- Exercise objective
Gather from the material every line that contains the string "Abfahrten".

- Excerpted records
= Beginning of Section =

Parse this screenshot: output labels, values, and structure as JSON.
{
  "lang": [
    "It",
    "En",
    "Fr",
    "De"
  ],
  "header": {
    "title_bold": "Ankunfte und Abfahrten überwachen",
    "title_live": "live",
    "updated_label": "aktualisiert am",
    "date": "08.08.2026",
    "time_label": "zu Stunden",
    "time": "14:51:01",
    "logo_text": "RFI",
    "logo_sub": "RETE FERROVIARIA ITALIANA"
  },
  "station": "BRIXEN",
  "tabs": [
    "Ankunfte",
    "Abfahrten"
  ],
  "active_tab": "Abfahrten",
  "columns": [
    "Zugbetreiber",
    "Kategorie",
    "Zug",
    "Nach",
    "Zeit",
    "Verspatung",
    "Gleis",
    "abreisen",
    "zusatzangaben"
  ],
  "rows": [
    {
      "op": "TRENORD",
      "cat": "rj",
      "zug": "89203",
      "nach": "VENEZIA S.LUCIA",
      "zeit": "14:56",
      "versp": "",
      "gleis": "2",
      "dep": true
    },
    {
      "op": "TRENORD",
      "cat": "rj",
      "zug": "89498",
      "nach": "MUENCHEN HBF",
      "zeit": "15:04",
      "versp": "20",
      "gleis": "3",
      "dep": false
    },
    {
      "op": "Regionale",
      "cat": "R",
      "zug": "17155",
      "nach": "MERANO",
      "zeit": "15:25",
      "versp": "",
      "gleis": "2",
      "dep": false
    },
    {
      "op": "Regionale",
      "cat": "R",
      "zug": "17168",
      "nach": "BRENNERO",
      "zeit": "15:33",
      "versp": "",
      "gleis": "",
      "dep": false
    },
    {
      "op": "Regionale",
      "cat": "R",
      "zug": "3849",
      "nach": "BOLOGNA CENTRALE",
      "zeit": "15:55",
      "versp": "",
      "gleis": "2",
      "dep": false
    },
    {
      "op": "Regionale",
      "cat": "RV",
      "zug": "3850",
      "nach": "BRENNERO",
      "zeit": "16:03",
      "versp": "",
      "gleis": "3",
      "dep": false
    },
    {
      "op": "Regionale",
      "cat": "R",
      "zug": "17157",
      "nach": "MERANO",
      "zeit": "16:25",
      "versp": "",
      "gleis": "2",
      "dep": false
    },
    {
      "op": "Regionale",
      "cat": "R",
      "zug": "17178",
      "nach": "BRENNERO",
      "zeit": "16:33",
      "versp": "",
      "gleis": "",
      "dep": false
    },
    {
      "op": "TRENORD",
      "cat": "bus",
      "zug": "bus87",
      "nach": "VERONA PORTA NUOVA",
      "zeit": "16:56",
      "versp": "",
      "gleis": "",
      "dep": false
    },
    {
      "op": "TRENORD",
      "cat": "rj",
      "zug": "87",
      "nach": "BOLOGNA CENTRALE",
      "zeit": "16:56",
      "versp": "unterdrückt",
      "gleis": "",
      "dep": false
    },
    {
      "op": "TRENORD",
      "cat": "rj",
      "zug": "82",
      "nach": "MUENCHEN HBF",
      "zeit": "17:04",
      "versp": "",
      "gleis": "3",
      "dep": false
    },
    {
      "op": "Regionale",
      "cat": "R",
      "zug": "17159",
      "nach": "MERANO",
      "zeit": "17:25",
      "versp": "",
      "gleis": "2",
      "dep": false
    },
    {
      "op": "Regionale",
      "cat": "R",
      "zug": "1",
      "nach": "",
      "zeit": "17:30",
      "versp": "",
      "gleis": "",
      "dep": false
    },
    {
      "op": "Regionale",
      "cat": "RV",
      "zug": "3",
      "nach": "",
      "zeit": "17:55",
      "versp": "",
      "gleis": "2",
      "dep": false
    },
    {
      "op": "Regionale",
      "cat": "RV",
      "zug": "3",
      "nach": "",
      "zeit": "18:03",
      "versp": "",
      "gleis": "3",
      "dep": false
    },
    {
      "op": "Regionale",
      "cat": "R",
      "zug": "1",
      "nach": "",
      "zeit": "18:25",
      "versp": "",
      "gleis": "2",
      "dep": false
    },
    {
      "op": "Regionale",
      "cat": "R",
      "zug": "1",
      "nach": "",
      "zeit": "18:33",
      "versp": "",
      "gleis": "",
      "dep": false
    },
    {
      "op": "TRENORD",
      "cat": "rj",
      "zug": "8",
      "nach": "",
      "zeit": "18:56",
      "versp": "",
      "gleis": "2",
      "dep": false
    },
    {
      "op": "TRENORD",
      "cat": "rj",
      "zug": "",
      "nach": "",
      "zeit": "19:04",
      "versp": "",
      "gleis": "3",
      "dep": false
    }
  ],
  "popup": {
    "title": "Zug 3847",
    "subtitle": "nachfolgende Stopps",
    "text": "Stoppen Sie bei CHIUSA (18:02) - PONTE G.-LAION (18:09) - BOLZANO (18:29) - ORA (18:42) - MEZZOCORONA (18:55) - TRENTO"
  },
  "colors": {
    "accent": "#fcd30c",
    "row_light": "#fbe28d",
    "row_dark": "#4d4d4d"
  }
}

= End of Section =

- Solution to the problem
    "title_bold": "Ankunfte und Abfahrten überwachen",
    "Abfahrten"
  "active_tab": "Abfahrten",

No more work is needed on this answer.